● **Try it**
Every line of the entries below that mentions "merged" is to be copied out.

[Records from a dataset]
+++++
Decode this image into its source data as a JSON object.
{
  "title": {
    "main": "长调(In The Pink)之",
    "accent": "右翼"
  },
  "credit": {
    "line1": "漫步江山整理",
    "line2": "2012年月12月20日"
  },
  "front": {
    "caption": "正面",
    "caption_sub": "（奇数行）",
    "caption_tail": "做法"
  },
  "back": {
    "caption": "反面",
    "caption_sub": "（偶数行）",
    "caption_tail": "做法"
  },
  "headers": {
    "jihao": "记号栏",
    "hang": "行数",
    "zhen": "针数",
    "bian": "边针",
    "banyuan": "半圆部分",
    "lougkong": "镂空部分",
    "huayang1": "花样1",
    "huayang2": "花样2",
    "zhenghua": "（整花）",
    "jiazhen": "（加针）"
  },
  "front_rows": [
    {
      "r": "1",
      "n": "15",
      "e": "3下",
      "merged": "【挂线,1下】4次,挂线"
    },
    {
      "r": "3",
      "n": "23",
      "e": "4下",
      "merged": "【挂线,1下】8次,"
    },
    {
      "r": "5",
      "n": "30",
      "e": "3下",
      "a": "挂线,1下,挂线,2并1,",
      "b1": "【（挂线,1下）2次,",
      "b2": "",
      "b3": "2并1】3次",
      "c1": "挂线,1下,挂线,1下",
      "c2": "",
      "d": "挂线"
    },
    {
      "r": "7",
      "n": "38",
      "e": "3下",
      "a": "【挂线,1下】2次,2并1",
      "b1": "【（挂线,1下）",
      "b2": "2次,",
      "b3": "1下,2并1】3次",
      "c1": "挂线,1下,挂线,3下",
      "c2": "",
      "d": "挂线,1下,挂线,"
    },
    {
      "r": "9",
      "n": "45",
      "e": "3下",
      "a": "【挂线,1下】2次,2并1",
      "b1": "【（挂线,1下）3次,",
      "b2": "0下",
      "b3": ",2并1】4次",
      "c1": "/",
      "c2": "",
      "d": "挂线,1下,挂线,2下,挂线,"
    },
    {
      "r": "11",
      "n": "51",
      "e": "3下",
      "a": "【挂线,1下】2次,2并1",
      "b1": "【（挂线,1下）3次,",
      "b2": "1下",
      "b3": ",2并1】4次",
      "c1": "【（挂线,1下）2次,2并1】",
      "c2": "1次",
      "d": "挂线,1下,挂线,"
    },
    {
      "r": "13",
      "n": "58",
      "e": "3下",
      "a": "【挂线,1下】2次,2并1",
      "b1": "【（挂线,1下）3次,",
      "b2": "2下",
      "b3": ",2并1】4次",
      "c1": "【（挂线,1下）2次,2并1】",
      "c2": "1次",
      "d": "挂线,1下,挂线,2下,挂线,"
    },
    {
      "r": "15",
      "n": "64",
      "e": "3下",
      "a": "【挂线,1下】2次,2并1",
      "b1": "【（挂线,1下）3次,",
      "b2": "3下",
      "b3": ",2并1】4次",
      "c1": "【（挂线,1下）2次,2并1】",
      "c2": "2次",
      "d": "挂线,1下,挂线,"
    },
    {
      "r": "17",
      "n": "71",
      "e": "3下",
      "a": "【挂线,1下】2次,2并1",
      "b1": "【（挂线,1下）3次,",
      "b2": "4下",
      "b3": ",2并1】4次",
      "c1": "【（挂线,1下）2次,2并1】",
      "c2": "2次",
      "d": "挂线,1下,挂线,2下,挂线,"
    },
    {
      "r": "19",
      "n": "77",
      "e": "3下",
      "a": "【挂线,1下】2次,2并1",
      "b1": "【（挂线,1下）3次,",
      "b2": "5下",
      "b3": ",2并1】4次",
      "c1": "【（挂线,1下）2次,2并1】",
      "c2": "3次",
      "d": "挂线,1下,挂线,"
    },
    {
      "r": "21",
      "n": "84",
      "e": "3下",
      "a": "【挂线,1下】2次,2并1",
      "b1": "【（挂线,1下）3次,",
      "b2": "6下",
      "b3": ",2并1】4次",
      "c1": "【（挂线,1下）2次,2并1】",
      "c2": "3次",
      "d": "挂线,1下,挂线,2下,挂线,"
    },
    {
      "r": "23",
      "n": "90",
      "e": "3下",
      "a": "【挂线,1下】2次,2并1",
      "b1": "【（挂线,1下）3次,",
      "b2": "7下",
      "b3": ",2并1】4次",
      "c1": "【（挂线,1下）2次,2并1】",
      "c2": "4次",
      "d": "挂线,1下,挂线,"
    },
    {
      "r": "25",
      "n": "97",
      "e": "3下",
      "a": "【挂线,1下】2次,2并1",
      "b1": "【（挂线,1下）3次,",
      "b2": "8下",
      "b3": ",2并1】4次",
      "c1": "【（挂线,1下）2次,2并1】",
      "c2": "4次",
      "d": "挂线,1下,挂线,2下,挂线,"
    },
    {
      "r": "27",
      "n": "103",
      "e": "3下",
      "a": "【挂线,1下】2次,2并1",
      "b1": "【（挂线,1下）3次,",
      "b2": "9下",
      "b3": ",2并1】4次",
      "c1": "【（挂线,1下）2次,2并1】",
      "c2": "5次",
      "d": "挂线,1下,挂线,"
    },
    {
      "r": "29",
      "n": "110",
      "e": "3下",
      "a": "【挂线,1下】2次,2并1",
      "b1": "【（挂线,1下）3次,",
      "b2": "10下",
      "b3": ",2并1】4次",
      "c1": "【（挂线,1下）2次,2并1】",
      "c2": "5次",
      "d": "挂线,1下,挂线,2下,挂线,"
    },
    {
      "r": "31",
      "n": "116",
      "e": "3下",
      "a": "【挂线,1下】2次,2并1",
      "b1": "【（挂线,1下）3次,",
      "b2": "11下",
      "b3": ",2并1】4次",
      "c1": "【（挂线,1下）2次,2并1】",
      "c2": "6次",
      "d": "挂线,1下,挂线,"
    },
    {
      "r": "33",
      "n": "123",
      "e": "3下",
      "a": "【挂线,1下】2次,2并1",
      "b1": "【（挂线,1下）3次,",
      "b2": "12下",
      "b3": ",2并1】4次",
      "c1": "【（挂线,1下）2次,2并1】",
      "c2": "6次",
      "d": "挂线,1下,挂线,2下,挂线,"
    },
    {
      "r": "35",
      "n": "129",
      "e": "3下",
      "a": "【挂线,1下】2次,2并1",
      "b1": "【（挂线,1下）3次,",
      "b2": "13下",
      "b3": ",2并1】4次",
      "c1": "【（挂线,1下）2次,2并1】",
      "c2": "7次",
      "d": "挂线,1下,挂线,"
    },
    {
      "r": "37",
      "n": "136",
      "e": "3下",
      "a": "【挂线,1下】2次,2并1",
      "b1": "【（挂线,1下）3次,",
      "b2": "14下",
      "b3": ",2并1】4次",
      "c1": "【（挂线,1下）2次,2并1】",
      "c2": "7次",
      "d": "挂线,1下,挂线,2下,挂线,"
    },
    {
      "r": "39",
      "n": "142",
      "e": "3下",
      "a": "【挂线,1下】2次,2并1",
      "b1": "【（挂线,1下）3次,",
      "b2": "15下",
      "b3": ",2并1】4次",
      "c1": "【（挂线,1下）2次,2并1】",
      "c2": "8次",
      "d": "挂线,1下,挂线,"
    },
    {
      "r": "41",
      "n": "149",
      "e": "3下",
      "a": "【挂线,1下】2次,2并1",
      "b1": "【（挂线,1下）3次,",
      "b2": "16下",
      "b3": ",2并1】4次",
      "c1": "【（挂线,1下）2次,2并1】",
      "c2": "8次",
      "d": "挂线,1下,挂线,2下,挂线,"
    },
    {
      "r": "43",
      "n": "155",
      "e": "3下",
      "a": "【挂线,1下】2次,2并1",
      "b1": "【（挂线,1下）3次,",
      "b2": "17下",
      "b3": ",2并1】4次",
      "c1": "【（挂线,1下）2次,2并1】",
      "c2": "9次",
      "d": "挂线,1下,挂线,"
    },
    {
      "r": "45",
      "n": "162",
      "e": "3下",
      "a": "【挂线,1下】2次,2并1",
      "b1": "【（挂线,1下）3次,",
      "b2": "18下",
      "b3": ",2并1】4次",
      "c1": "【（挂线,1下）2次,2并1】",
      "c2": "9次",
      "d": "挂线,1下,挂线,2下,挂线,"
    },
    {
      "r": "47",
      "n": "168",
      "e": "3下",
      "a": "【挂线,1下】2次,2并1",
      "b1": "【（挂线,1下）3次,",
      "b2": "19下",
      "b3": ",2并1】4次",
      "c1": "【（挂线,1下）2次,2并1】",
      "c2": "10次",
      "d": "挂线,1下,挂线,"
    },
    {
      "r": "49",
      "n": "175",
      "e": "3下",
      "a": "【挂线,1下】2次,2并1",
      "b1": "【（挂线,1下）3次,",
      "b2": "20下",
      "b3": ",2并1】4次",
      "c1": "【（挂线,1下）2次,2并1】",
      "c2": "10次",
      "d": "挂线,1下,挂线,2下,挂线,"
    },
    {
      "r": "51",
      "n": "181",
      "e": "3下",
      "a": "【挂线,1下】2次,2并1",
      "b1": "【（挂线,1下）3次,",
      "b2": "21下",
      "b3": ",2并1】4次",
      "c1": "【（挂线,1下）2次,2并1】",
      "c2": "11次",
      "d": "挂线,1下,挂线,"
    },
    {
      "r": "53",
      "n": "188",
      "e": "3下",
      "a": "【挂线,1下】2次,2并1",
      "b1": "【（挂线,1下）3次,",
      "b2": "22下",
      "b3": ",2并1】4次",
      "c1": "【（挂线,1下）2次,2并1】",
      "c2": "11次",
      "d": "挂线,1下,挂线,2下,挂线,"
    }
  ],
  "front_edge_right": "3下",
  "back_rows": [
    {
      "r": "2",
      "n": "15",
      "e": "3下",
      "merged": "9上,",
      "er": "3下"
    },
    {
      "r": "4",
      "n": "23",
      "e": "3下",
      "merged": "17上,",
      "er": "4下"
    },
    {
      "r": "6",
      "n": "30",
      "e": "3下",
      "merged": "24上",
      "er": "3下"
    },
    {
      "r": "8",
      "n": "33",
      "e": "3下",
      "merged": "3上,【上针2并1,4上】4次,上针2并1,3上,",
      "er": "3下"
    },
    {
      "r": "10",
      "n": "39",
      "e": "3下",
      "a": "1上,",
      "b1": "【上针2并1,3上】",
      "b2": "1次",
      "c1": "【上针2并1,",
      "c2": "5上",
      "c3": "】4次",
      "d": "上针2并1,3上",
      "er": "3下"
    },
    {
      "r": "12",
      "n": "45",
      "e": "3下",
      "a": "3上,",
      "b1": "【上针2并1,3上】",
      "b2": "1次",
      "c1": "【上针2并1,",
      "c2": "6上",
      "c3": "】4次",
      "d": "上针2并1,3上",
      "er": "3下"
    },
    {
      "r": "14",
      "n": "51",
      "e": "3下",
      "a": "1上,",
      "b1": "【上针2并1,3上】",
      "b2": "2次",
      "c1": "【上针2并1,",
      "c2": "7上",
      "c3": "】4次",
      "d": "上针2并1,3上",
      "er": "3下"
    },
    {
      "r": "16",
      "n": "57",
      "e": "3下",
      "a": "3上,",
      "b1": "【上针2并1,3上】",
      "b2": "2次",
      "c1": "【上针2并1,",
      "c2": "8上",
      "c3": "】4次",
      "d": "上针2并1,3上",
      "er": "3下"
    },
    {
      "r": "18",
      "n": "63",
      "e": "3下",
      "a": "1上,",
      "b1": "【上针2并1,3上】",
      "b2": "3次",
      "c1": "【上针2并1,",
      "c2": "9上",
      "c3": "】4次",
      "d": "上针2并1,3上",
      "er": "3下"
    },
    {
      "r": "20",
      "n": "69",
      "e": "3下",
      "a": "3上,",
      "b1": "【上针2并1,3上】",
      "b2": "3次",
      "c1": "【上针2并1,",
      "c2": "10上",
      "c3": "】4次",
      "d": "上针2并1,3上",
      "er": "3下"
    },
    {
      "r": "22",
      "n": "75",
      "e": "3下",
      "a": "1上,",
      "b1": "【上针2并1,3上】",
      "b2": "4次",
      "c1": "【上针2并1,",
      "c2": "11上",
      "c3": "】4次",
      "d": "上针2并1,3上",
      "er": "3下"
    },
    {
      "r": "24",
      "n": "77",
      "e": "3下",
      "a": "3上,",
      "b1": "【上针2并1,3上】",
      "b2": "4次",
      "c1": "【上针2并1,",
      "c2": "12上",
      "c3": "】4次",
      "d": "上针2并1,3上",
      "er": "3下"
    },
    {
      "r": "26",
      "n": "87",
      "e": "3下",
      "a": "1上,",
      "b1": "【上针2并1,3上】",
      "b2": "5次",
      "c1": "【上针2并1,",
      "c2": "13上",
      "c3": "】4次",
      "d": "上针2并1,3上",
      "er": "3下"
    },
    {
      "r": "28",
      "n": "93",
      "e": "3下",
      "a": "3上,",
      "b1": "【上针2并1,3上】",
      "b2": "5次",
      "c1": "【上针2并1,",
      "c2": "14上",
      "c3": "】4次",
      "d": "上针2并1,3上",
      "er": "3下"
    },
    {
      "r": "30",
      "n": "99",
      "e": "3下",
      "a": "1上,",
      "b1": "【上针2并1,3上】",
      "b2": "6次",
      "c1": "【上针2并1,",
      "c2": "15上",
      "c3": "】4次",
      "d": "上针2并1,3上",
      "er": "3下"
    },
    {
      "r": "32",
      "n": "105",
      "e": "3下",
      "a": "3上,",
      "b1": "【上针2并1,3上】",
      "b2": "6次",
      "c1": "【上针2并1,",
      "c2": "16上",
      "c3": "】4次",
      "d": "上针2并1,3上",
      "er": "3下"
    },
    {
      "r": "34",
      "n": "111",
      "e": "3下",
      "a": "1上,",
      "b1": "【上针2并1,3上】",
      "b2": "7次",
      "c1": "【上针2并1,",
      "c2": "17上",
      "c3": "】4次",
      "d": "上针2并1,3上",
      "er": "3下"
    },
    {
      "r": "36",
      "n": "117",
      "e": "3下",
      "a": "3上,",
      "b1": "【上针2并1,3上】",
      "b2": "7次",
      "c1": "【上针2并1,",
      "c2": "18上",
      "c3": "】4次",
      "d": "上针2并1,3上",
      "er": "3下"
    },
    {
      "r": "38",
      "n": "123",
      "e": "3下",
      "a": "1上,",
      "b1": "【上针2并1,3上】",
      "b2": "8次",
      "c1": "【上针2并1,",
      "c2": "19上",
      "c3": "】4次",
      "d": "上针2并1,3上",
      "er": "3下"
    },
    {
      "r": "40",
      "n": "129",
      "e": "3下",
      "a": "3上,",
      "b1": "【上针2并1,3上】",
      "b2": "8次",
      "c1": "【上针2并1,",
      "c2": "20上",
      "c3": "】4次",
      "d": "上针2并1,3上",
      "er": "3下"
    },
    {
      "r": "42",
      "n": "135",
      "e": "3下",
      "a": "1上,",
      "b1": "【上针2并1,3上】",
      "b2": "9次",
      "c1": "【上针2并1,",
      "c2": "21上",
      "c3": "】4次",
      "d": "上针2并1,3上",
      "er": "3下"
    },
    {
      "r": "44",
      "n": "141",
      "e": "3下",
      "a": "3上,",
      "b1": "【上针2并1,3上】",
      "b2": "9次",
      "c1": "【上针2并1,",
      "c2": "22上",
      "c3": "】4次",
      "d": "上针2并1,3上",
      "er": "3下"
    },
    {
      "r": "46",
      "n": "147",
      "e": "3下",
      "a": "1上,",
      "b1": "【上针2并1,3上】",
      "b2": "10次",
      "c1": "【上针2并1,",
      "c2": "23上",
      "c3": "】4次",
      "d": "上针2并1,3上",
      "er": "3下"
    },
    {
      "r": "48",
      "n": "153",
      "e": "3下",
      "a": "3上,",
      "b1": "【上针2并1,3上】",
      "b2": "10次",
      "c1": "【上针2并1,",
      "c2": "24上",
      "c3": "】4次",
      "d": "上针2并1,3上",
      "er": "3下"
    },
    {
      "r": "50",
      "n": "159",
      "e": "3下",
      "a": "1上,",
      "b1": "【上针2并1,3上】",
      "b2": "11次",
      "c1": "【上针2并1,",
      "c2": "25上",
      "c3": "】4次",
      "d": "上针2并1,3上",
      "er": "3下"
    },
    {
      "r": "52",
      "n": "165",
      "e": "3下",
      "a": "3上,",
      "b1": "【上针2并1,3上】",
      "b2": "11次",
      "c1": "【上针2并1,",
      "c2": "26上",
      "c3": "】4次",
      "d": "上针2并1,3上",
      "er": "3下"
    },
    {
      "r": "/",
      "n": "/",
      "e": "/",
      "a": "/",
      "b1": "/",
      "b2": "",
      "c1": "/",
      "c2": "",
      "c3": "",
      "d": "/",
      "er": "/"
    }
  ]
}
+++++
● **Written solution**
      "merged": "【挂线,1下】4次,挂线"
      "merged": "【挂线,1下】8次,"
      "merged": "9上,",
      "merged": "17上,",
      "merged": "24上",
      "merged": "3上,【上针2并1,4上】4次,上针2并1,3上,",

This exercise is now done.